The Alphabet vs. the Goddess, by Leonard Shlain
Confucius: The Great Digest, The Unwobbling Pivot, The Analects trans. by Ezra Pound
Chaos and Cyberculture, by Timothy Leary, Ph.D.
Critical Path, by R Buckminster Fuller
Digital McLuhan, by Paul Levinson
Saharasia, by James DeMeo, Ph.D.
The Natural Economic Order, by Silvio Gesell

To which RMJon23 once remarked:  “I’m surprised neither list included Peter McWilliams’ Ain’t Nobody’s Business If You Do. I’ll go out on a limb and suggest RAW wants everyone to read that one, too.

Other recommendations:

Recommended Viewing (scroll to the bottom of that page)

From the Paradigm Shift Interview:
As of today (August 11, 1997) I find the most interesting ideas in traditional Buddhism, Nietzsche, Charles Fort, several quantum physicists (Nick Herbert, David Bohm, Fred Wolfe, David Finkelstein) and in Rupert Sheldrake. Add together the Buddhist yoga of detachment from fixed ideas and emotions, Nietzsche’s and Fort’s merciless assault on the cultural prejudices that are so deeply embedded we usually don’t notice them, quantum uncertainty and holism, Sheldrake’s special variety of holism, and I think we have the beginning of a hint of the New Paradigm we need.  But after looking at this list I realize I should have included Korzybski’s general semantics, Bandler’s neurolinguistic programming and Leary’s evolutionary-existentialist neuro-psychology or info-psychology as he most recently labeled it.

Origin unknown:
The living writers whose work especially interests me at present include Douglas Adams, William Burroughs, who still seems topical no matter how old he gets, Tom Robbins, who writes the best sentences of anybody working in English today, George V. Higgins, who sees humans with a wonderful irony and writes the most realistic dialogue I’ve ever seen (even better than Joyce or Hemingway), and a lot of scientist-philosophers who seem to me to be giving us wonderful new ideas and perceptions: Rupert Sheldrake, Ralph Abraham, Terrence McKenna, Barbara Marx Hubbard, the fuzzy logic people, Riane Easier, Nick Herbert, Nicholas Negroponte, Marilyn Ferguson, Peter Russell, Fred Alan Wolfe . . . and of course, Tim Leary, who is ill, but may have a few unpublished books that might still blow all our minds.
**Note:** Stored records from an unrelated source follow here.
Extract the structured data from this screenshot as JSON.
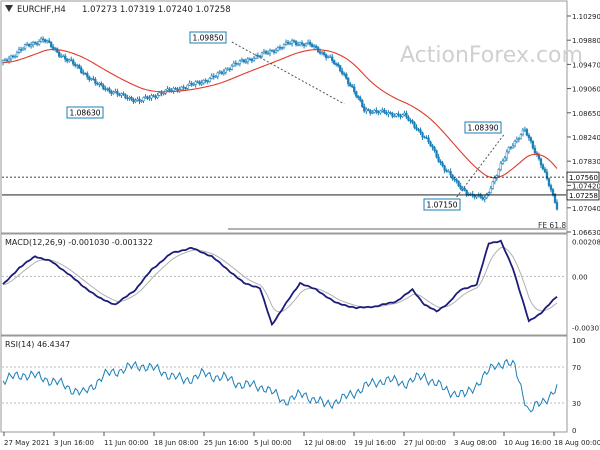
{
  "symbol_header": {
    "symbol": "EURCHF,H4",
    "ohlc": "1.07273 1.07319 1.07240 1.07258"
  },
  "watermark": "ActionForex.com",
  "fe_label": "FE 61.8",
  "colors": {
    "up": "#1a7fb8",
    "down": "#1a7fb8",
    "ma": "#e03a2a",
    "macd_line": "#1c1c7a",
    "macd_signal": "#b0b0b0",
    "rsi": "#1a7fb8",
    "grid": "#b8b8b8",
    "axis_text": "#222222",
    "current_price_tag": "#000000",
    "level_line": "#000000"
  },
  "chart_data": [
    {
      "type": "candlestick",
      "panel": "price",
      "title": "EURCHF,H4",
      "y_ticks": [
        "1.10290",
        "1.09880",
        "1.09470",
        "1.09060",
        "1.08650",
        "1.08240",
        "1.07830",
        "1.07420",
        "1.07040",
        "1.06630"
      ],
      "ylim": [
        1.0663,
        1.1029
      ],
      "x_ticks": [
        "27 May 2021",
        "3 Jun 16:00",
        "11 Jun 00:00",
        "18 Jun 08:00",
        "25 Jun 16:00",
        "5 Jul 00:00",
        "12 Jul 08:00",
        "19 Jul 16:00",
        "27 Jul 00:00",
        "3 Aug 08:00",
        "10 Aug 16:00",
        "18 Aug 00:00"
      ],
      "anchors": {
        "t": [
          0,
          10,
          20,
          28,
          38,
          46,
          58,
          68,
          80,
          92,
          105,
          114,
          126,
          134,
          144,
          153,
          162,
          170,
          180,
          190,
          200,
          206,
          213,
          218,
          226,
          233,
          240,
          246,
          252,
          260,
          268,
          276
        ],
        "v": [
          1.095,
          1.0975,
          1.099,
          1.0965,
          1.094,
          1.0915,
          1.0895,
          1.0885,
          1.09,
          1.091,
          1.0925,
          1.0945,
          1.096,
          1.097,
          1.0985,
          1.098,
          1.096,
          1.093,
          1.087,
          1.0865,
          1.086,
          1.084,
          1.081,
          1.078,
          1.0745,
          1.0725,
          1.072,
          1.076,
          1.0805,
          1.0835,
          1.078,
          1.0705
        ]
      },
      "current_price": "1.07258",
      "level_lines": [
        {
          "label": "1.07560",
          "value": 1.0756,
          "style": "dotted"
        },
        {
          "label": "1.07258",
          "value": 1.07258,
          "style": "solid"
        }
      ],
      "annotations": [
        {
          "label": "1.09850",
          "value": 1.0985
        },
        {
          "label": "1.08630",
          "value": 1.0863
        },
        {
          "label": "1.08390",
          "value": 1.0839
        },
        {
          "label": "1.07150",
          "value": 1.0715
        }
      ],
      "series": [
        {
          "name": "MA",
          "role": "moving-average"
        }
      ]
    },
    {
      "type": "line",
      "panel": "macd",
      "title": "MACD(12,26,9) -0.001030 -0.001322",
      "y_ticks": [
        "0.002081",
        "0.00",
        "-0.003079"
      ],
      "ylim": [
        -0.0034,
        0.0023
      ],
      "anchors": {
        "t": [
          0,
          8,
          16,
          24,
          32,
          40,
          48,
          56,
          66,
          74,
          84,
          94,
          104,
          112,
          120,
          128,
          134,
          140,
          148,
          156,
          166,
          176,
          186,
          196,
          204,
          210,
          216,
          222,
          228,
          236,
          242,
          248,
          254,
          262,
          268,
          276
        ],
        "v": [
          -0.0005,
          0.0005,
          0.0012,
          0.0009,
          0.0002,
          -0.0006,
          -0.0013,
          -0.0017,
          -0.0008,
          0.0004,
          0.0014,
          0.0017,
          0.0012,
          0.0004,
          -0.0004,
          -0.0007,
          -0.0029,
          -0.0018,
          -0.0004,
          -0.0008,
          -0.0016,
          -0.0019,
          -0.0018,
          -0.0015,
          -0.0008,
          -0.0017,
          -0.0021,
          -0.0016,
          -0.0008,
          -0.0005,
          0.002,
          0.0021,
          0.0005,
          -0.0027,
          -0.0022,
          -0.0012
        ]
      },
      "series": [
        {
          "name": "",
          "role": "macd"
        },
        {
          "name": "",
          "role": "signal"
        }
      ]
    },
    {
      "type": "line",
      "panel": "rsi",
      "title": "RSI(14) 46.4347",
      "y_ticks": [
        "100",
        "70",
        "30",
        "0"
      ],
      "ylim": [
        0,
        100
      ],
      "h_lines": [
        70,
        30
      ],
      "anchors": {
        "t": [
          0,
          10,
          20,
          30,
          40,
          50,
          60,
          70,
          80,
          90,
          100,
          110,
          120,
          130,
          140,
          150,
          160,
          170,
          180,
          190,
          200,
          210,
          220,
          230,
          240,
          245,
          250,
          255,
          262,
          268,
          276
        ],
        "v": [
          55,
          62,
          58,
          50,
          40,
          60,
          68,
          72,
          64,
          55,
          62,
          58,
          50,
          48,
          32,
          40,
          28,
          35,
          48,
          56,
          52,
          60,
          45,
          38,
          60,
          72,
          75,
          70,
          20,
          30,
          46
        ]
      }
    }
  ]
}
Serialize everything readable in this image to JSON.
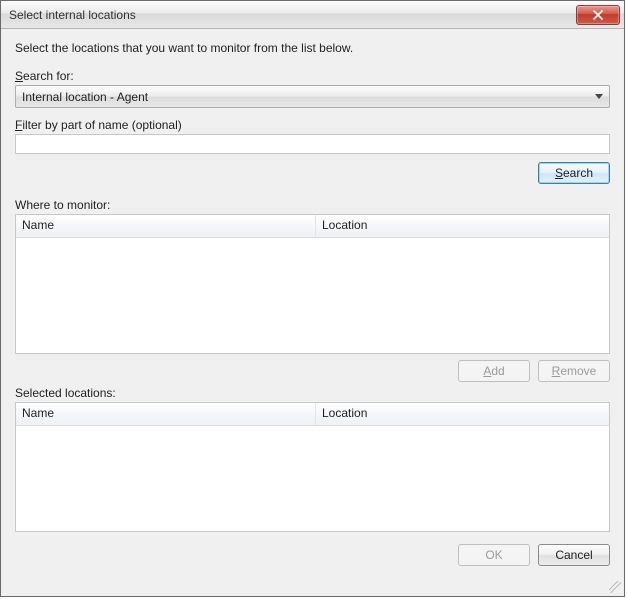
{
  "window": {
    "title": "Select internal locations"
  },
  "intro": "Select the locations that you want to monitor from the list below.",
  "search": {
    "label_prefix": "S",
    "label_rest": "earch for:",
    "dropdown_value": "Internal location - Agent",
    "filter_label_prefix": "F",
    "filter_label_rest": "ilter by part of name (optional)",
    "filter_value": "",
    "button_prefix": "S",
    "button_rest": "earch"
  },
  "monitor": {
    "label": "Where to monitor:",
    "columns": {
      "name": "Name",
      "location": "Location"
    },
    "rows": []
  },
  "actions": {
    "add_prefix": "A",
    "add_rest": "dd",
    "remove_prefix": "R",
    "remove_rest": "emove"
  },
  "selected": {
    "label": "Selected locations:",
    "columns": {
      "name": "Name",
      "location": "Location"
    },
    "rows": []
  },
  "footer": {
    "ok": "OK",
    "cancel": "Cancel"
  }
}
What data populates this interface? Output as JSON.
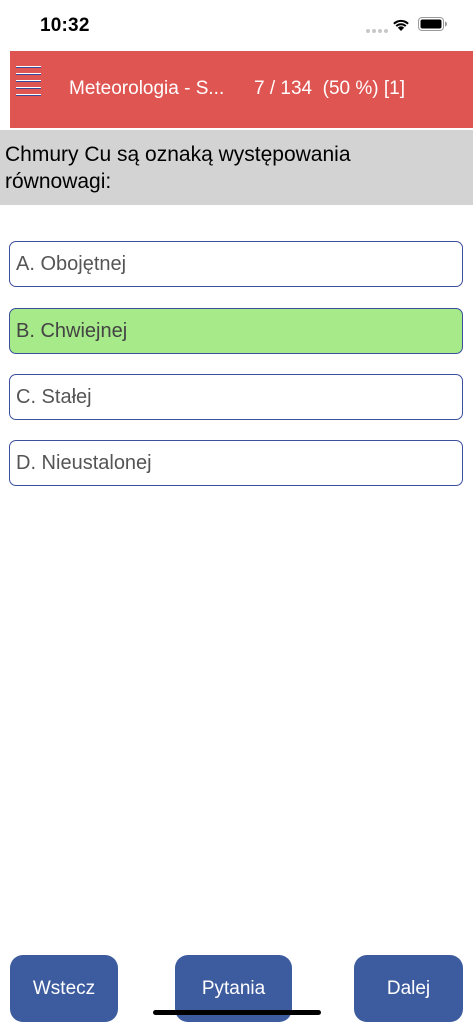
{
  "status_bar": {
    "time": "10:32"
  },
  "header": {
    "title": "Meteorologia - S...",
    "progress": "7 / 134  (50 %) [1]",
    "accent_color": "#df5552",
    "menu_icon": "hamburger-menu-icon"
  },
  "question": {
    "text": "Chmury Cu są oznaką występowania równowagi:"
  },
  "answers": [
    {
      "label": "A. Obojętnej",
      "selected": false
    },
    {
      "label": "B. Chwiejnej",
      "selected": true,
      "highlight_color": "#a6ea8a"
    },
    {
      "label": "C. Stałej",
      "selected": false
    },
    {
      "label": "D. Nieustalonej",
      "selected": false
    }
  ],
  "nav": {
    "back_label": "Wstecz",
    "questions_label": "Pytania",
    "next_label": "Dalej",
    "button_color": "#3d5b9f"
  }
}
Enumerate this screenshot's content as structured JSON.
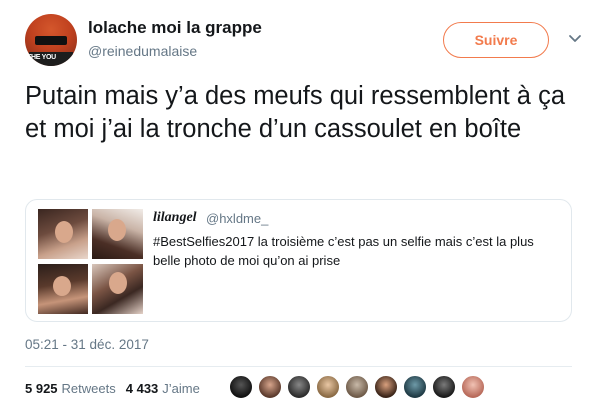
{
  "user": {
    "name": "lolache moi la grappe",
    "handle": "@reinedumalaise",
    "avatar_text": "THE YOU"
  },
  "follow_label": "Suivre",
  "tweet_text": "Putain mais y’a des meufs qui ressemblent à ça et moi j’ai la tronche d’un cassoulet en boîte",
  "quoted": {
    "name": "lilangel",
    "handle": "@hxldme_",
    "text": "#BestSelfies2017 la troisième c’est pas un selfie mais c’est la plus belle photo de moi qu’on ai prise"
  },
  "timestamp": "05:21 - 31 déc. 2017",
  "stats": {
    "retweets_count": "5 925",
    "retweets_label": "Retweets",
    "likes_count": "4 433",
    "likes_label": "J’aime"
  },
  "colors": {
    "accent": "#f27b4d",
    "secondary_text": "#657786",
    "border": "#e1e8ed"
  },
  "icons": {
    "caret": "chevron-down-icon"
  }
}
excerpt from Thought of the Month:  30 Apollo 78 p.s.U.:
“There are only two kinds of artists: the plagiarists and the revolutionaries.”  – Paul Gauguin
In my opinion, the primary “revolutionary” Masters of our past century include Picasso, Klee, Pound, Joyce, Faulkner, Ginsberg, Frank Lloyd Wright, D.W. Griffith, Chaplin, Welles, Clint Eastwood, Stravinsky, Gershwin, Epstein, Brancusi, Carlin : the man or woman who doesn’t know their work deeply and richly still lives in the 19th Century as the rest of us prepare to enter the 21st. The artists on that list haven’t become familiar enough to stop surprising us. We still need to interpret our interpreters, as Ellman said of Joyce.